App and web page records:
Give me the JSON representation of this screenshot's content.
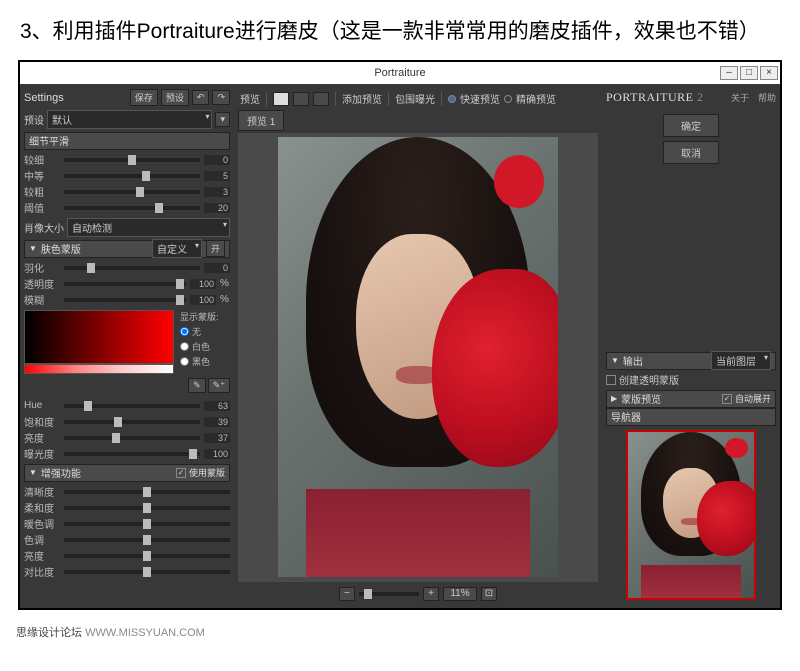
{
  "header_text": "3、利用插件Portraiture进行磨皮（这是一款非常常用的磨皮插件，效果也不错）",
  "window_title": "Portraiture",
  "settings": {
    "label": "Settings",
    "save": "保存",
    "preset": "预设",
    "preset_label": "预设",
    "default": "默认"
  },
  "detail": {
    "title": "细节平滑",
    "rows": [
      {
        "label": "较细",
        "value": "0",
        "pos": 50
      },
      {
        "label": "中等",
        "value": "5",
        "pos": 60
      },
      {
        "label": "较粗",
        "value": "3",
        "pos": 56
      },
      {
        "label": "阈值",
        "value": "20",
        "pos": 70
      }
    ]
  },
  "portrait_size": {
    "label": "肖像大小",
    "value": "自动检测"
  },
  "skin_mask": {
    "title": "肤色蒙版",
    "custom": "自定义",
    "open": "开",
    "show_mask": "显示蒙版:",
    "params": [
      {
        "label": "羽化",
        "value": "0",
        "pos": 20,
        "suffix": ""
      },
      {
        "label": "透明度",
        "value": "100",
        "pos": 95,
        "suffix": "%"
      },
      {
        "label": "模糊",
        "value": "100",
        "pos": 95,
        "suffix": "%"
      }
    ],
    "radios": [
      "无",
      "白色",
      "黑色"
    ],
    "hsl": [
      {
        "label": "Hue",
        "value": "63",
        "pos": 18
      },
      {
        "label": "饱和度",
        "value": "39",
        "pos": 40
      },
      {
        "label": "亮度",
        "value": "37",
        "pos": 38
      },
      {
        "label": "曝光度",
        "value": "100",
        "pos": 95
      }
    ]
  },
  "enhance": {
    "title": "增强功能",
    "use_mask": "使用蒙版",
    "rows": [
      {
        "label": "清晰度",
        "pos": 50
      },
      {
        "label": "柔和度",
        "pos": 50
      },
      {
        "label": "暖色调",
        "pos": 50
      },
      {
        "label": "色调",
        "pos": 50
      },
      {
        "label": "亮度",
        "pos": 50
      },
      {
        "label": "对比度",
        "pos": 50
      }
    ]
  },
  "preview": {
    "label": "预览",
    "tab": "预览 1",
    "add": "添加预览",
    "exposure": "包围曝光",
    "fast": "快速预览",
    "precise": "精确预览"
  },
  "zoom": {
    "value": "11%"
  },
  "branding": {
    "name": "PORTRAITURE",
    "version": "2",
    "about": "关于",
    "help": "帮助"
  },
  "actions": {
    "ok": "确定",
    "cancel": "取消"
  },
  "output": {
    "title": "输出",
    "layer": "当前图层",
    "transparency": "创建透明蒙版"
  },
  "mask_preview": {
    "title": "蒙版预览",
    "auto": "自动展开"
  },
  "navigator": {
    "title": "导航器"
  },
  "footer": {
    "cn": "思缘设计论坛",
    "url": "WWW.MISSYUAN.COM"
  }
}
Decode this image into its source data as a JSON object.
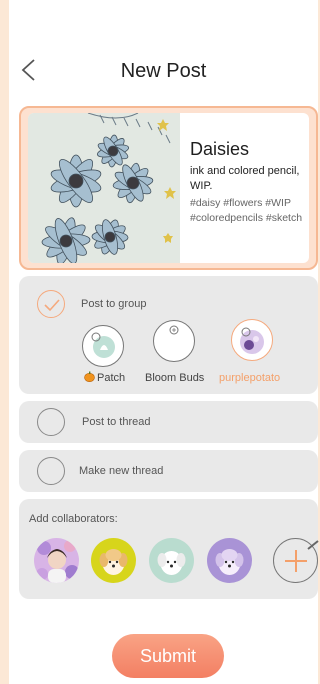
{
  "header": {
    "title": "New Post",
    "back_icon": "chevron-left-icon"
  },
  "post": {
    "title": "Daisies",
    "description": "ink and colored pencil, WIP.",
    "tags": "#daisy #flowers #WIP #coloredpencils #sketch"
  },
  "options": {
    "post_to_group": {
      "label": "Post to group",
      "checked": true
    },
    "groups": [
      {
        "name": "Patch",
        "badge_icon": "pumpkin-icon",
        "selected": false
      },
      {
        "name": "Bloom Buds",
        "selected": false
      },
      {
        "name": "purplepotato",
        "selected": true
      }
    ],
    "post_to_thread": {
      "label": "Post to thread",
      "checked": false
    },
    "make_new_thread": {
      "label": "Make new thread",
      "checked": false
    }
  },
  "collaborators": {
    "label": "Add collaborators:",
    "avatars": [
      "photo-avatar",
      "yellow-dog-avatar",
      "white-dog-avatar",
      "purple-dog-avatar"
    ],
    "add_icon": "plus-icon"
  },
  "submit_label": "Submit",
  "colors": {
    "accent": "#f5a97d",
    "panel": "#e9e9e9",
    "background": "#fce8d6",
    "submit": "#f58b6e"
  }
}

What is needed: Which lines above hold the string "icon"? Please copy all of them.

Result for this exercise:
    "back_icon": "chevron-left-icon"
        "badge_icon": "pumpkin-icon",
    "add_icon": "plus-icon"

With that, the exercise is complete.